This episode takes a more horror movie type approach. The mercenaries turn on Mando and attempt to lock him in the ship to be captured. The plan doesn’t exactly work out though, as Mando breaks out in one of the most chilling shots of the show. The ship’s lights are blinking red, the sirens are letting out an eerie and nerve-racking screech, and Mando one by one hunts each of the mercenaries taking them out with stealth and precision.
The last two episodes of the Mandolorian are easily the strongest, as the show concludes with a bang. Mando is called to help Karega’s town, which has been overrun by Imperial troops led by the Client, who is desperate to recover the child, baby Yoda. Karga proposes that the Mandalorian use the child as bait in order to kill the Client and free the town. In return, Karga will square things out with the Guild, which would allow the Mandalorian and the child to live in peace.
Things don’t go so well and Mando, Greef, and Cara are surrounded by stormtroopers and death troopers commanded by Moff Gideon. Mando orders Kuiil to take Baby Yoda and leave the planet urgently. As Kuiil hustling back two scout troopers take off in an attempt to capture Baba Yoda.
I was on the edge of my seat as the music rises and Kuiil is running his hardest in his best attempt to protect Baby Yoda. The screen cuts to black and Mando’s voice fades over as he yells at Kuiil asking if he made it. Our view then pans over to Kuiil’s slumped over the body, only a couple of feet away from the ship, as scout troopers pick up Baby Yoda.
The season finale Chapter 8 “Redemption” is exactly what it says it is. While the Mandalorian, Dune, and Karga are trapped, IG-11 rescues the Child. Gideon gives them until nightfall to surrender, or he will order his troops to fire. The Mandalorian and IG-11 remain behind while Dune and Karga take the Child into the sewers. IG-11 removes the Mandalorian’s helmet to treat his injuries before they join the others in the sewers.
As the group is escaping from the Empire’s grasp, they take an underground lava river where they find out they’re going to be ambushed by a large group of stormtroopers. IG-11 elects to sacrifice himself for their safety, and walks through the lava while self-destructing, succeeding in protecting the group.
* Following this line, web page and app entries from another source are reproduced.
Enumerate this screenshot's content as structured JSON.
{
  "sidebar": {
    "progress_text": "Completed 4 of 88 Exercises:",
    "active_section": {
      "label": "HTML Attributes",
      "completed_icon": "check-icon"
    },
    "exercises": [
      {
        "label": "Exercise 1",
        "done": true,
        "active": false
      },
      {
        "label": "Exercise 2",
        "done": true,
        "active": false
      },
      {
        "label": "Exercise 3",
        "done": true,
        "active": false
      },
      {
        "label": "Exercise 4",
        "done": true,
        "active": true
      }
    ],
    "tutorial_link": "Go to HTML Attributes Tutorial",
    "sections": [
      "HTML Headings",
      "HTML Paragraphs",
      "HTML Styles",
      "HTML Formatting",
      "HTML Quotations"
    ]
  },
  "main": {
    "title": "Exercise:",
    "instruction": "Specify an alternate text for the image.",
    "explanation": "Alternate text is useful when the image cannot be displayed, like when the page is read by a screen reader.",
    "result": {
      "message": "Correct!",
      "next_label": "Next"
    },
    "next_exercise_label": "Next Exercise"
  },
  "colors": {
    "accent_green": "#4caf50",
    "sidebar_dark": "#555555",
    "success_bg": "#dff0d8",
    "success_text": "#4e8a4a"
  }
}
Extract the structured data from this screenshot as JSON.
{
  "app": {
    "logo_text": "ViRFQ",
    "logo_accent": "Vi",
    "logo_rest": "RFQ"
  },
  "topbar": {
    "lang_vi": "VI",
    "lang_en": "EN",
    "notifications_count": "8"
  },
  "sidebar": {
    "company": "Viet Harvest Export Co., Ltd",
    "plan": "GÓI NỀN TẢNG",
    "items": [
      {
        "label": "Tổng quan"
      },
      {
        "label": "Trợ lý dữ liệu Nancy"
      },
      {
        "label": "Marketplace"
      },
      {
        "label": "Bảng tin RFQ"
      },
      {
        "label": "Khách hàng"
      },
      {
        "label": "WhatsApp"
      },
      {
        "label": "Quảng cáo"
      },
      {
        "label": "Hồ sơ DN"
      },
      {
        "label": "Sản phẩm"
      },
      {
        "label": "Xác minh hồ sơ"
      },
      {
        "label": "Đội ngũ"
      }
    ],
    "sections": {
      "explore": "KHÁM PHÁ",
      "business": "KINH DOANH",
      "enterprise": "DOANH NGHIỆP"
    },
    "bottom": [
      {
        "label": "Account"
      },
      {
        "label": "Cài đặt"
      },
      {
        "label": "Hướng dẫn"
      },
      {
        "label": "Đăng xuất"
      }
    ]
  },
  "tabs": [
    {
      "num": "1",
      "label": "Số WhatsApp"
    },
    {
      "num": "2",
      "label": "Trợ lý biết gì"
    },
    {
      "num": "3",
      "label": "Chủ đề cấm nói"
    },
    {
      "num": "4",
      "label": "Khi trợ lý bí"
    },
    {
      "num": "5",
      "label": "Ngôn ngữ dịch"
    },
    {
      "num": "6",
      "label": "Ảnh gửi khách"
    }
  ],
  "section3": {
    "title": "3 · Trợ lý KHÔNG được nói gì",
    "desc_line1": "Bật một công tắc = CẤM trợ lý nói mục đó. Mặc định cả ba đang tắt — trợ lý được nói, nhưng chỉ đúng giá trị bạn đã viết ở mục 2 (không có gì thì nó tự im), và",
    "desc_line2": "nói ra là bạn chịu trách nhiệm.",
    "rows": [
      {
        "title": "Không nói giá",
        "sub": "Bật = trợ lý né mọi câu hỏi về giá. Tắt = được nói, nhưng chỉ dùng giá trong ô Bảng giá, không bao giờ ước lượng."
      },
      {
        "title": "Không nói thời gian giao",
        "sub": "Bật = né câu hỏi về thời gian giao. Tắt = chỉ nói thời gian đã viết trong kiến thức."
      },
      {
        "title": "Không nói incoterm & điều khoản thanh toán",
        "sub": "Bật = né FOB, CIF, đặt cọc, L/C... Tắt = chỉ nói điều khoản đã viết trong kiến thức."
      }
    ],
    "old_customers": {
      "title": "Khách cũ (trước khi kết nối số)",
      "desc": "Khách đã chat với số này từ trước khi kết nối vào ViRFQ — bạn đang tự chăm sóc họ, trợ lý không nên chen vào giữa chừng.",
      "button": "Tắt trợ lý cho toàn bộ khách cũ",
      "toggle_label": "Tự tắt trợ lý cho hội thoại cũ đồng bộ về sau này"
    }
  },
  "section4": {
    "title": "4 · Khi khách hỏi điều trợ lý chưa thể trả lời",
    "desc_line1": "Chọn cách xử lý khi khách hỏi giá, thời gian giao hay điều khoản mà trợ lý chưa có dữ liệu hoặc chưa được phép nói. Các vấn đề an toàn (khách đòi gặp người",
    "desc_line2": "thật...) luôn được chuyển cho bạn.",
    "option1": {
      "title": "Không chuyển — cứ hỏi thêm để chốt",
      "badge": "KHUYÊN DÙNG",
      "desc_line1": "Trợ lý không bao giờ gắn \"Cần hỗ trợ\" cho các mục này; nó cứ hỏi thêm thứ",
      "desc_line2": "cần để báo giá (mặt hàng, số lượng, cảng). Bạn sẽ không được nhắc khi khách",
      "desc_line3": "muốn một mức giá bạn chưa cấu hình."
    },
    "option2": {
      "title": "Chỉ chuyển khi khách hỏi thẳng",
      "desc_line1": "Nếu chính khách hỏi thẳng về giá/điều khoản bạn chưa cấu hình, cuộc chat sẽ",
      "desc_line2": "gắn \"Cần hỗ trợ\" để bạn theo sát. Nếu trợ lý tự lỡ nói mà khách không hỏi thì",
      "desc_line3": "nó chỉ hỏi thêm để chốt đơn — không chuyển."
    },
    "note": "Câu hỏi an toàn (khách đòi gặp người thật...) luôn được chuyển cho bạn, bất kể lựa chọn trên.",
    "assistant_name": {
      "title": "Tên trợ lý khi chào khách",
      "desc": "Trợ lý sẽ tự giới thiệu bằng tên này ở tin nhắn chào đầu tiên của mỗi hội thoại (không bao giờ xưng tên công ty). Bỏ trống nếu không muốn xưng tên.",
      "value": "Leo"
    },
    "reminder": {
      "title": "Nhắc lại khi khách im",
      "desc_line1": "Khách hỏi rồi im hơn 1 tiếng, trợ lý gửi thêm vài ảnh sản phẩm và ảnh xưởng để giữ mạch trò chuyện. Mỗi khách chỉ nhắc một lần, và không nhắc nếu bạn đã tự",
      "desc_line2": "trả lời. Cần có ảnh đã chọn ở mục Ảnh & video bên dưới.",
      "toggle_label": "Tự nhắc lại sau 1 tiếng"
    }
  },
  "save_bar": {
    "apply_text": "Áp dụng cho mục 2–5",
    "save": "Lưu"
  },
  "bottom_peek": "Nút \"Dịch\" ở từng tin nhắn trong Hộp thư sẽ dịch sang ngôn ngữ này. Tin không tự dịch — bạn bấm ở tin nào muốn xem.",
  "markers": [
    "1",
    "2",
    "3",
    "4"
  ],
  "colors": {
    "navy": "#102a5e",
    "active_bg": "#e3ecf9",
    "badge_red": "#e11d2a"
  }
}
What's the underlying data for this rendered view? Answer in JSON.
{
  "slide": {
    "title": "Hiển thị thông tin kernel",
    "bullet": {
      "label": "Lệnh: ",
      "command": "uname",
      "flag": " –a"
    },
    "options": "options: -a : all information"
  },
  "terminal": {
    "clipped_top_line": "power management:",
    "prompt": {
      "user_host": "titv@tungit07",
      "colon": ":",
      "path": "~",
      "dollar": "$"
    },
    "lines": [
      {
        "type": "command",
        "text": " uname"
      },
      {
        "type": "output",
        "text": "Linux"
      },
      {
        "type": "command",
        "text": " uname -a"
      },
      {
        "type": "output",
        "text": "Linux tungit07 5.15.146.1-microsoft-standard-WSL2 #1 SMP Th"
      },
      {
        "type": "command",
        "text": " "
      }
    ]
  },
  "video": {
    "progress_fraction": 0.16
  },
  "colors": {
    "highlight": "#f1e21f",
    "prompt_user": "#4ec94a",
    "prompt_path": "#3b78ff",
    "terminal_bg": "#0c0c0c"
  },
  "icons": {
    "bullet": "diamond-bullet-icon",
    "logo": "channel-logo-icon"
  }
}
All the troopers are gone due to IG-11’s heroics, and The Mandolorian departs from the planet taking Baby Yoda, as the episode ends in redemption.
Overall The Mandolorian is a breath of fresh air for Stars Wars fans and a good one at that. The show has many things going for it Baby Yoda, Mando, and the support of many Star Wars fans. I can easily recommend The Mandolorian to any Star Wars fan who is seeking for more content to satisfy their itch.